This is another type of bone graft and is only performed when the jaw is not wide enough to support the implants. Some dentists will place implants immediately after this procedure. Others will wait a few months for the back to heal. This procedure, called the split back technique, can be performed in the dental office under local anesthesia.
This technique will often be used to increase the height of very short bone. A surgeon makes incisions in your jawbone to separate a piece of bone from the rest of the jaw. A titanium device inserted with pins or screws keeps the bone fragment separate from the rest of the jawbone. Every day, you thaw the device a small amount. Over time, this makes the space between the bone fragment and the jawbone longer. The space between the pieces gradually fills with bone.
“Distractions” refers to the process of separating two pieces of bone. “Osteogenesis” refers to the formation of new bone. Distraction osteogenesis is more often used to make the jawbone longer, but it can also be used to enlarge the bone in any direction. The procedure is becoming more common today.
Dental implant surgery is usually performed under local anesthesia (it numbs the Dental Implant area where the implant will be placed) and is a relatively comfortable procedure. You may experience a small vibration during the preparation of the implant (bone) site, but this is quite tolerable. Post-operative discomfort is minimal as there are no open wounds following implant surgery and it is minimally invasive. You will be given a course of antibiotics to take home and use the following week.

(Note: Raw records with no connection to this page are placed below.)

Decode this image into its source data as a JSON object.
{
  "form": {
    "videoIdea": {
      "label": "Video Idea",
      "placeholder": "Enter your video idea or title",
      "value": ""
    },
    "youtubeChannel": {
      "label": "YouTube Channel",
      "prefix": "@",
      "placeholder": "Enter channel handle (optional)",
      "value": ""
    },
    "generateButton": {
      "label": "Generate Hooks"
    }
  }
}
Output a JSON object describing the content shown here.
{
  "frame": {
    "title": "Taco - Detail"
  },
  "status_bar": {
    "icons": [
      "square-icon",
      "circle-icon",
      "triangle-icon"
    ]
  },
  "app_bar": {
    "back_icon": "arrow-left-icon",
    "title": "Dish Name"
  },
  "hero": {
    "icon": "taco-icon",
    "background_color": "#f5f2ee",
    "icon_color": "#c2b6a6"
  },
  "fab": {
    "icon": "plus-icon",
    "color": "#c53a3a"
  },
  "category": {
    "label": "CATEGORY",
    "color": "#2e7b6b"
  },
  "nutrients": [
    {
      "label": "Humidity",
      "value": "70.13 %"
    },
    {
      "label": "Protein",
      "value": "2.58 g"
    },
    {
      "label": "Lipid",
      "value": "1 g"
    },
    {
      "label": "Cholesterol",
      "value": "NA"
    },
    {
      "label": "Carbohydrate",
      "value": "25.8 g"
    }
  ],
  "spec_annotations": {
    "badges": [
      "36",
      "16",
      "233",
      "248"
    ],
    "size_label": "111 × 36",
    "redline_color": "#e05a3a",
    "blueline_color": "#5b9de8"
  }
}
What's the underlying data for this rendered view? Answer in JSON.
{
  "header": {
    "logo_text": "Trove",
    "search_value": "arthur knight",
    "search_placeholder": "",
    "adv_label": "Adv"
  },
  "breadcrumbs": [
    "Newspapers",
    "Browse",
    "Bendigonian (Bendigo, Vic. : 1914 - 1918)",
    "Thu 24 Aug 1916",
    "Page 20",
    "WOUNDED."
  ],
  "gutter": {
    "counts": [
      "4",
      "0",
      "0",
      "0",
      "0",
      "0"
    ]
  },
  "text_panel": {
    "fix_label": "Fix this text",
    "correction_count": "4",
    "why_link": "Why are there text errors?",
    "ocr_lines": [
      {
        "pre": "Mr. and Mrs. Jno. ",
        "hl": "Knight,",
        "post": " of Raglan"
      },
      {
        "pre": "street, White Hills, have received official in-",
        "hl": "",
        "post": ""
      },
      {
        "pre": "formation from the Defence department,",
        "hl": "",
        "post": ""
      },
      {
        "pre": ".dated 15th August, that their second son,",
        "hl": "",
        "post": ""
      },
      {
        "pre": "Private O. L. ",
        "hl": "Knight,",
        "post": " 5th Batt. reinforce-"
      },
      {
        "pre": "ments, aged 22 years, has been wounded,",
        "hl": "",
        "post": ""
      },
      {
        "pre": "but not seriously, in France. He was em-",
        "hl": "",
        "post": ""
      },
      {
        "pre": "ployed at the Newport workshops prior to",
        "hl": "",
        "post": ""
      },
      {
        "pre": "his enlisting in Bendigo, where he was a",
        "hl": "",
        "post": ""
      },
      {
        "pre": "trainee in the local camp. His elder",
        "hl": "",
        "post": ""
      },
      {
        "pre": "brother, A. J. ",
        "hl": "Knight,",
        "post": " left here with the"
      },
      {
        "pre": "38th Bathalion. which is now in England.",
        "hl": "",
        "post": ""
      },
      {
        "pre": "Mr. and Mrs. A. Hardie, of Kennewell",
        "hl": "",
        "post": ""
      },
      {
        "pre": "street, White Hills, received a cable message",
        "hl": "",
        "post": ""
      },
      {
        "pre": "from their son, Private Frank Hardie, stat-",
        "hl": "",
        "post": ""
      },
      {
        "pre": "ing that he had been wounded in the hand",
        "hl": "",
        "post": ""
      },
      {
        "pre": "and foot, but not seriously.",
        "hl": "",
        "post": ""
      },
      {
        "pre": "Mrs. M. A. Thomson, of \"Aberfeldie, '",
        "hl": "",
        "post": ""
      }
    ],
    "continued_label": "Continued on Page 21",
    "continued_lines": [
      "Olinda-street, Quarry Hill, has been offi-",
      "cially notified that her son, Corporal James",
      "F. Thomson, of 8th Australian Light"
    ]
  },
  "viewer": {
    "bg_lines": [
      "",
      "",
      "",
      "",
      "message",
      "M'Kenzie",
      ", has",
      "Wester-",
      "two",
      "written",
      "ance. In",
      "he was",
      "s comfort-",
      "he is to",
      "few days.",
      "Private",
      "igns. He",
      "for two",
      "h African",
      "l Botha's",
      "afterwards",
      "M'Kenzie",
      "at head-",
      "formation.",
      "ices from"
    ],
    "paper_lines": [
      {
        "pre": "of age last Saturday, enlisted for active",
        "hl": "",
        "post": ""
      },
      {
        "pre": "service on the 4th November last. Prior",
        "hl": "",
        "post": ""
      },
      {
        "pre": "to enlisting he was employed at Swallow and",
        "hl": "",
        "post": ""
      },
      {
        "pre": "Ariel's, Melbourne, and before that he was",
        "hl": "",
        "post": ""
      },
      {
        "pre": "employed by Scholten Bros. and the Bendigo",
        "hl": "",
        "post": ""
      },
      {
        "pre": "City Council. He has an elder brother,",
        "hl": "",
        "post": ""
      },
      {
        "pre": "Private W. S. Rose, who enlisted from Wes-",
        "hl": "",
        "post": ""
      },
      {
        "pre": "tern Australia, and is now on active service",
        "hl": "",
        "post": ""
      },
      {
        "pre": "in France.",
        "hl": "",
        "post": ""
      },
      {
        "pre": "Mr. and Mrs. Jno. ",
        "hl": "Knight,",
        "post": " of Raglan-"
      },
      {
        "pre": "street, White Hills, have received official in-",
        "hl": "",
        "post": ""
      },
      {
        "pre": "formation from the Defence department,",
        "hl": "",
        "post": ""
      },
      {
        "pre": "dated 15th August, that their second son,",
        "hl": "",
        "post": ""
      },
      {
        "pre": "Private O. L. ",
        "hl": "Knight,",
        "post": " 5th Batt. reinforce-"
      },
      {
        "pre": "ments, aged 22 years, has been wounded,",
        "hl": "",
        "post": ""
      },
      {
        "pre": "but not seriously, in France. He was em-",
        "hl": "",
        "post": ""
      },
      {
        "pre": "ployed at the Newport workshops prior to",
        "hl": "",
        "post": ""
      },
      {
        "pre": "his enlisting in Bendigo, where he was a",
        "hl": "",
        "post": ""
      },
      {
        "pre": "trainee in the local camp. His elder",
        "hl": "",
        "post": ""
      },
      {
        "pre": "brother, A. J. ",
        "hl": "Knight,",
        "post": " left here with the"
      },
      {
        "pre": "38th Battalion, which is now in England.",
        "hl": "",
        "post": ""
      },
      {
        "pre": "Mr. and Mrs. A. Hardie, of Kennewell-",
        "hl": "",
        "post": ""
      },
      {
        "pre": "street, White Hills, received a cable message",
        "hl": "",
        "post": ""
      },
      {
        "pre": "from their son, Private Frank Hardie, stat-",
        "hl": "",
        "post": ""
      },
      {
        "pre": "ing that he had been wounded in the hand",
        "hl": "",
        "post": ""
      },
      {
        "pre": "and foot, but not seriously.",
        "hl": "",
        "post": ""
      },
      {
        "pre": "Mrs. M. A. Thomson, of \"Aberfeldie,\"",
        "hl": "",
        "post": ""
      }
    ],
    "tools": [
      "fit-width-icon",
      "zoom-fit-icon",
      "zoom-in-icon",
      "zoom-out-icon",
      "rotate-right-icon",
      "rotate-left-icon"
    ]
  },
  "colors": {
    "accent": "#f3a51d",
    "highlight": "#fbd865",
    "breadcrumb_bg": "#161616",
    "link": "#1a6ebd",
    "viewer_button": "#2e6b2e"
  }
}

A single implant usually needs to be left for a period of two to four months to fuse to the bone before a crown can be put on. Healing time varies from person to person, but ultimately depends on the bone density at the site of the lost tooth; The denser the bone, the faster the healing. The next step is to give the implant a crown that will look and function exactly like a normal tooth.
Dental implants have traditionally had a very high success rate. Studies conclude that more than 95% of procedures are successful – this is the highest of any tooth replacement option. Success is quite common even in areas with low bone density. Successful and functional implant restoration can last a lifetime.
In rare cases, an implant may fail. There can be complications in the proper fusing of the implant to the bone or it may come loose from it for a variety of reasons.
Sometimes it is the number of implants that is faulty: Too few implants are placed to handle too much stress – a condition known as overload. Sometimes an implant-supported tooth may snap a little higher than other teeth, meaning it will be subject to more biting and chewing forces. That’s why it’s so important to choose a qualified professional to fit your implants.